Those are the opening words on Stacie Eichinger's website - walk4courage.com - explaining why the 29-year-old Tucson, Ariz., woman is walking across America.
"Originally in high school I read a book, 'Walk Across America,' by Peter Jenkins," Eichinger said of how she became inspired. "Finally, I had the time and the opportunity, and I knew I wanted to do it for a cause. The 'Beads of Courage' is founded out of Tucson and I volunteered there and I had an opportunity to meet the kids in the program. I saw the difference it made, and I knew I wanted to walk for them."
PASSING?THROUGH?— Stacie Eichinger of
Tucson, Ariz., pauses just west of Fairmont
on County Road 26 Wednesday afternoon
on her cross-country trek called “Walk 4 Courage.” She is also delivering beads of courage for children’s cancers to select hospitals throughout the country.
Beads of Courage provides innovative, arts-in-medicine supportive care programs for children coping with serious illness, their families and health care providers who care for them. For every procedure a child in treatment receives, there is a specific bead to go with it.
Eichinger is walking with little shoe beads she will give to children she meets at the hospitals along her route, with 20 known to be a part of the Beads of Courage program, including the Mayo Clinic in Rochester.
Eichinger began her journey May 8 on the coast of Washington, in a town called Ocean Shores. She plans to finish her walk in Savannah, Ga., in February.
"I am just over 2,000 miles right now," she said. "So far, I've only visited three hospitals, but now that I'm further along, I'll get to see and meet more kids and pass out more beads."
Eichinger has met many people and families who have opened their homes to her, and she also has gotten in a few side trips.

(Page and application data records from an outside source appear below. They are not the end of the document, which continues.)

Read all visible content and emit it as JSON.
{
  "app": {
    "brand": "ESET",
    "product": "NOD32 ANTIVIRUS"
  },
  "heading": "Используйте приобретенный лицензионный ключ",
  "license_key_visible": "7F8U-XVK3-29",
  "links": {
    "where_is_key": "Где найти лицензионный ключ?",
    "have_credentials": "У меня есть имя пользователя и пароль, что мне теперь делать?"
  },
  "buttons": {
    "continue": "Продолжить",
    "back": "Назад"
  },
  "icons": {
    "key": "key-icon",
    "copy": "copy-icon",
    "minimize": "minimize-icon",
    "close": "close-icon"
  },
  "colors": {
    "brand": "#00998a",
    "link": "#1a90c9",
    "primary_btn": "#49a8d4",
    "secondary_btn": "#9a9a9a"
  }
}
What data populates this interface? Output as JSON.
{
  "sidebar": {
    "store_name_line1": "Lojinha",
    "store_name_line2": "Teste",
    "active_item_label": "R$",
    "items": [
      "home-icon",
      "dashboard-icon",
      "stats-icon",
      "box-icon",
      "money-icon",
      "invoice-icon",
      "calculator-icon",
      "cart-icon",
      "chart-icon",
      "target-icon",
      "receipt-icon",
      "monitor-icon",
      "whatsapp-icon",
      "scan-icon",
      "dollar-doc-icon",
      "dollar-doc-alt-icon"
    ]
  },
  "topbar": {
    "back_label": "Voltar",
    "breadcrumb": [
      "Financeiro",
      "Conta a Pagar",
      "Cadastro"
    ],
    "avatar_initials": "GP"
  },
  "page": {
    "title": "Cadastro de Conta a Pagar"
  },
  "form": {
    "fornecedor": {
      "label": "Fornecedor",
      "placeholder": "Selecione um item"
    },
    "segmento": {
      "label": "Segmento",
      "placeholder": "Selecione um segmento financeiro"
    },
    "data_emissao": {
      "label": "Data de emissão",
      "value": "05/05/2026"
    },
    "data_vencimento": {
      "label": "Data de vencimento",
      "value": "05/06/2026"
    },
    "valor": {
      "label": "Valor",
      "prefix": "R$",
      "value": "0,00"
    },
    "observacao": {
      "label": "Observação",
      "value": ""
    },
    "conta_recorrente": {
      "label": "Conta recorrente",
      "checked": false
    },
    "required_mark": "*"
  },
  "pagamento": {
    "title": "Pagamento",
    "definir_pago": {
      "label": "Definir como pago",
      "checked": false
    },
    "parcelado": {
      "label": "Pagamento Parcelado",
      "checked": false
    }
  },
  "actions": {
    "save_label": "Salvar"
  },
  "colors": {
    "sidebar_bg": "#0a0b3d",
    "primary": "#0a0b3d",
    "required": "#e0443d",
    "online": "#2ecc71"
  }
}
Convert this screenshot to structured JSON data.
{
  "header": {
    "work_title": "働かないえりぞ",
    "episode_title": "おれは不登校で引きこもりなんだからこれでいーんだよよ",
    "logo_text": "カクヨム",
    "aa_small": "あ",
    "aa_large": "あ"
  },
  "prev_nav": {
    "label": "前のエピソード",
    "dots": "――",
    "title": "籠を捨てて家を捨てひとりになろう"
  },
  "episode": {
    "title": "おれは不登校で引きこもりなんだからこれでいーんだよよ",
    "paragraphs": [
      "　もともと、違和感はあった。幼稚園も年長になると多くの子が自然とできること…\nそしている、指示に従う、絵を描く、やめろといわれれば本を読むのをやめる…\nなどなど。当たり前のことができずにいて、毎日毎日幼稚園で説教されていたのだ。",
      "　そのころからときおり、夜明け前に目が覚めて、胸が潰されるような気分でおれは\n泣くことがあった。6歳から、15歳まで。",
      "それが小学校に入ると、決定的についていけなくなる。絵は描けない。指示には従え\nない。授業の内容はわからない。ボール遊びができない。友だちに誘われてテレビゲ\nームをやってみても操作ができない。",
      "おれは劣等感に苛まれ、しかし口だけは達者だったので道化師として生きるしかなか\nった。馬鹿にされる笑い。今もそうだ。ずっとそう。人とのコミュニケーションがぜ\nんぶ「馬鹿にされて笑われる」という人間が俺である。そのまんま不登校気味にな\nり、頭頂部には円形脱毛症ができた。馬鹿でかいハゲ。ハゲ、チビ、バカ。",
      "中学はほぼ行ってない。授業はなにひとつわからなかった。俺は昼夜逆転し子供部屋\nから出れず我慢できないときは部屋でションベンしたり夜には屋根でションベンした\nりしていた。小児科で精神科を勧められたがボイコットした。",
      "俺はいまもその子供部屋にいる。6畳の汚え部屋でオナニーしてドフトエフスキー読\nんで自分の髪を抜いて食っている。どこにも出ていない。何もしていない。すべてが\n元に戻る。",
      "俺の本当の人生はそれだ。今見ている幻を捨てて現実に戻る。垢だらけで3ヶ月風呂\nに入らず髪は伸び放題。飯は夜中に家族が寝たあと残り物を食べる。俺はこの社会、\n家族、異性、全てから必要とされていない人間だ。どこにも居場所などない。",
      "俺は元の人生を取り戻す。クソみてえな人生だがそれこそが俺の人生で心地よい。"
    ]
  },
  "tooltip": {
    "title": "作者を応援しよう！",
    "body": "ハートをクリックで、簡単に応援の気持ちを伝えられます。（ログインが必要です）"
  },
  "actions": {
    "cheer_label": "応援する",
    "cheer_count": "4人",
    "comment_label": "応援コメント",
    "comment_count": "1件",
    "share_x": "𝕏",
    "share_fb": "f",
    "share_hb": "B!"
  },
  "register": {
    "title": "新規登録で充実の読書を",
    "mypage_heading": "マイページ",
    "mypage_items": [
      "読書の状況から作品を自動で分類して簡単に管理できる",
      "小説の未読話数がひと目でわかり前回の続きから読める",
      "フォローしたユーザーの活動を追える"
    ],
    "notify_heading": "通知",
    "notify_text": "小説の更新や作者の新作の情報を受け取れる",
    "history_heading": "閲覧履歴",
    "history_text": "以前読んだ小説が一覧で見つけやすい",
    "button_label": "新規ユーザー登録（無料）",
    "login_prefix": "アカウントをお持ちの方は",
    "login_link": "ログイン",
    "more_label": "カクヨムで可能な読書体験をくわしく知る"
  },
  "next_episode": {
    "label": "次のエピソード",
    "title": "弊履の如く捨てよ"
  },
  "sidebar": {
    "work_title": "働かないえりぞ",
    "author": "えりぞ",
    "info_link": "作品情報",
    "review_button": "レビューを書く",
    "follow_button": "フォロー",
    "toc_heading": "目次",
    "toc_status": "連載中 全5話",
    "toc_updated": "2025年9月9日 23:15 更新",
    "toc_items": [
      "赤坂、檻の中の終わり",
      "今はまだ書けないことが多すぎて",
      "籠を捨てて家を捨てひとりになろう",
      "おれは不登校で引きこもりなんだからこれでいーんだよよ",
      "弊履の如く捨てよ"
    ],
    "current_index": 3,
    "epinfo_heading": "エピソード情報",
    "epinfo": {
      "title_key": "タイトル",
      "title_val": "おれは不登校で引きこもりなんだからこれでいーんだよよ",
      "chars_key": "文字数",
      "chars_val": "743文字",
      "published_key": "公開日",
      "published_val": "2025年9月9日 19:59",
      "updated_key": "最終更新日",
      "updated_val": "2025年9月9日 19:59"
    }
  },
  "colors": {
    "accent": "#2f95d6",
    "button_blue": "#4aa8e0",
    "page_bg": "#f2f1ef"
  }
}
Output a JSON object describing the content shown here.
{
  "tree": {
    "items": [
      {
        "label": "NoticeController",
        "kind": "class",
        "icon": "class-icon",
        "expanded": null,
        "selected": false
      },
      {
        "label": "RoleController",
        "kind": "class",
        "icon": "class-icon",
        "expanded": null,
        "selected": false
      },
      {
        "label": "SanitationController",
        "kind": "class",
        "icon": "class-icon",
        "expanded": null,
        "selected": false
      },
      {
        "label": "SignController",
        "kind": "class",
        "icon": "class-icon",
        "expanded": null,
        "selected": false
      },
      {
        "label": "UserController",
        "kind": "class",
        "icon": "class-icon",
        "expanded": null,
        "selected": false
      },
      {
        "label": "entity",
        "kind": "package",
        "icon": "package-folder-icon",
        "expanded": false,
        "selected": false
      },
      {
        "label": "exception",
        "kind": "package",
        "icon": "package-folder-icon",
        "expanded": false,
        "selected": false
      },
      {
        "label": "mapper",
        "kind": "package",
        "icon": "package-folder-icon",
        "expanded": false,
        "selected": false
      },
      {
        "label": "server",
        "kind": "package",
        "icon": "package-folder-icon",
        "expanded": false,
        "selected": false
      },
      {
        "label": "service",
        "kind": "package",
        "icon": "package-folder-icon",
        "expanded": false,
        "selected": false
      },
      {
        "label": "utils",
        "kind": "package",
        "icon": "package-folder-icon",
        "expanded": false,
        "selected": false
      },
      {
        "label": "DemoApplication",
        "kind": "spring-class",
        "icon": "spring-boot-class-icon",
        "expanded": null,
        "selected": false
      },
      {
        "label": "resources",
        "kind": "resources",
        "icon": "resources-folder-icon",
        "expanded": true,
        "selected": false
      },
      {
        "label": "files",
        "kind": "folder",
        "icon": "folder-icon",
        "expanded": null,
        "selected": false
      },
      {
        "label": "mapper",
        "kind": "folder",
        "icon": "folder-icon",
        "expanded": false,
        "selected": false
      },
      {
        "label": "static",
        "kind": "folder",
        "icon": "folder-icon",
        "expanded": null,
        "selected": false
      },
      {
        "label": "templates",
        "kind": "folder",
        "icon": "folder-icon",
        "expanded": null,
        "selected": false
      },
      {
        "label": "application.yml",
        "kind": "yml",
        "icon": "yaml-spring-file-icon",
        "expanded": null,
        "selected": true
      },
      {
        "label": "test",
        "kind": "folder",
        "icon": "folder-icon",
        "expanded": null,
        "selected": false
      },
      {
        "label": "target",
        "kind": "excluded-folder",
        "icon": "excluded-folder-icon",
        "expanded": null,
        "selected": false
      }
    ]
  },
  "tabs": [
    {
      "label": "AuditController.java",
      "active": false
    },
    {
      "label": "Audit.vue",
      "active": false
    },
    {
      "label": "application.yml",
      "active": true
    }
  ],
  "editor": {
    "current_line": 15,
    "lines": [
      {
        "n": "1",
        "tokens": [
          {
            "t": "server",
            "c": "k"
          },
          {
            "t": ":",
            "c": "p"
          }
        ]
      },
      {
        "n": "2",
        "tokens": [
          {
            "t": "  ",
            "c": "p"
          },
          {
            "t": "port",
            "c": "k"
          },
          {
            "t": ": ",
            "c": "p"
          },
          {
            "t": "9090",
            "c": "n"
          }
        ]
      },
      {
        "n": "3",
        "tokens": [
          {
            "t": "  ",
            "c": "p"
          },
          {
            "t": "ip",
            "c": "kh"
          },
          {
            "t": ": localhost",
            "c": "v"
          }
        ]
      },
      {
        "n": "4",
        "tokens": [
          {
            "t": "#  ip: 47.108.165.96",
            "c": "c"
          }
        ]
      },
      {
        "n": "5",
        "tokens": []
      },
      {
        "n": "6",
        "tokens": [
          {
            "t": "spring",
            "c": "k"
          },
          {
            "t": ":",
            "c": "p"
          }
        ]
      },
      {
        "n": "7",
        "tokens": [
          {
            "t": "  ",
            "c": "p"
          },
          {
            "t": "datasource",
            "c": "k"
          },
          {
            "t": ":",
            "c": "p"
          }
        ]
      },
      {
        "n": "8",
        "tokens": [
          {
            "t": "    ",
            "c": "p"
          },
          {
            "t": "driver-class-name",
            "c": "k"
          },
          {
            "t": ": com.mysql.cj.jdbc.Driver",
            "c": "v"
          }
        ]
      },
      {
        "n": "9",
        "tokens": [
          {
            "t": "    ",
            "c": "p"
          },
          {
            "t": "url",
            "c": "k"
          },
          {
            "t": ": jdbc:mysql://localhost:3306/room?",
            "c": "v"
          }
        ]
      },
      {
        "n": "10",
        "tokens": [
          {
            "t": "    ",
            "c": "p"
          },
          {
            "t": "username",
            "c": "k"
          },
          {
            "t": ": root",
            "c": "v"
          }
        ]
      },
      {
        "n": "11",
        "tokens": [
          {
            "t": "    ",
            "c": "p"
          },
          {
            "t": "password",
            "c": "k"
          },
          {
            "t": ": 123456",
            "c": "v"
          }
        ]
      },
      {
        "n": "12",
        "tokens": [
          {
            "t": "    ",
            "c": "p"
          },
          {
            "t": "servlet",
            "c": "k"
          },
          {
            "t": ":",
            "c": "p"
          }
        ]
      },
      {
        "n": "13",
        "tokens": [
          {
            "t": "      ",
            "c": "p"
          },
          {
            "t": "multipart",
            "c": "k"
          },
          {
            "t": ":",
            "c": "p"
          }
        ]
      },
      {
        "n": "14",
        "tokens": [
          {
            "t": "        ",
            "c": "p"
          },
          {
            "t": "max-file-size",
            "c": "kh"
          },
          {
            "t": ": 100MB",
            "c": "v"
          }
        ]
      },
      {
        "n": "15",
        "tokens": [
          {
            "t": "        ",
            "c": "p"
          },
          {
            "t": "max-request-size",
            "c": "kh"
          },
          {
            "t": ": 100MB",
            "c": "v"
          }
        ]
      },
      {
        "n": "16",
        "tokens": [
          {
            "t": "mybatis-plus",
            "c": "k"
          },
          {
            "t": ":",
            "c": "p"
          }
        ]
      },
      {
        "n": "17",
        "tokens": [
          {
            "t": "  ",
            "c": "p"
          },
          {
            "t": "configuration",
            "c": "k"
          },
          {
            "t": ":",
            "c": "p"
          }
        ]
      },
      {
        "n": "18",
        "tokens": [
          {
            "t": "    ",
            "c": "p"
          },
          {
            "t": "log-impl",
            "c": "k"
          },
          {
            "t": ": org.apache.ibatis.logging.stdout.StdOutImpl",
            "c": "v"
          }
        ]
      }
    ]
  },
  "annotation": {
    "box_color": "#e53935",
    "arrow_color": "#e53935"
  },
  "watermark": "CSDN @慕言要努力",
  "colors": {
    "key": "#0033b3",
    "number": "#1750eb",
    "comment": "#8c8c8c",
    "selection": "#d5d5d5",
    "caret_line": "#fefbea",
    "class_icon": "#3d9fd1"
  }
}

"I've gotten to go kayaking," she said. "I went through Yellowstone ... I went through Sturgis on the first day of the rally. It was there that I got the most calls for concern about a woman walking on the Interstate with a baby."
The canopied cart she uses to push her supplies could be mistaken for a stroller at first glance. But she usually gets some words of support once police or concerned citizens learn about her cause.
"I don't have any sponsors, just people donating," she said.
While in south-central Minnesota, Eichinger has been in contact with a family in Blue Earth with whom she will be staying for a few nights.
There has been one downside during her time in Minnesota.
"I only had two close calls of being hit my whole time," Eichinger said. "But since leaving Jackson, I've had five. All five of those times, I saw the people were looking at their phones."
Eichinger also noted the heavy semi traffic and many speeding vehicles.
"It's stressful," she admits. "You have to stay alert, and it takes a lot out of you," she said as a semi blasted past, rocking her cart.
The only other obstacle along the walk has been Mother Nature, "... either dealing with blazing, nasty hot, or just having bad head winds," Eichinger said.
Another issue is shoes.
"This is pair No. 4," said Eichinger, pointing at her feet. "And pair No. 5 is packed in the cart. I've been going through about a pair a month."
Thanks to technology and social media, Eichinger is able to keep everyone posted on her whereabouts, and they can donate to her online.
"I have met nothing but wonderful people along the way, and have been humbled by the support and generosity of perfect strangers," she said. "People keep telling me about all the crazy people out there, and I keep looking, but I haven't found them yet."
Donations can be made to Eichinger and to Beads of Courage at walk4.courage.com
On the Web: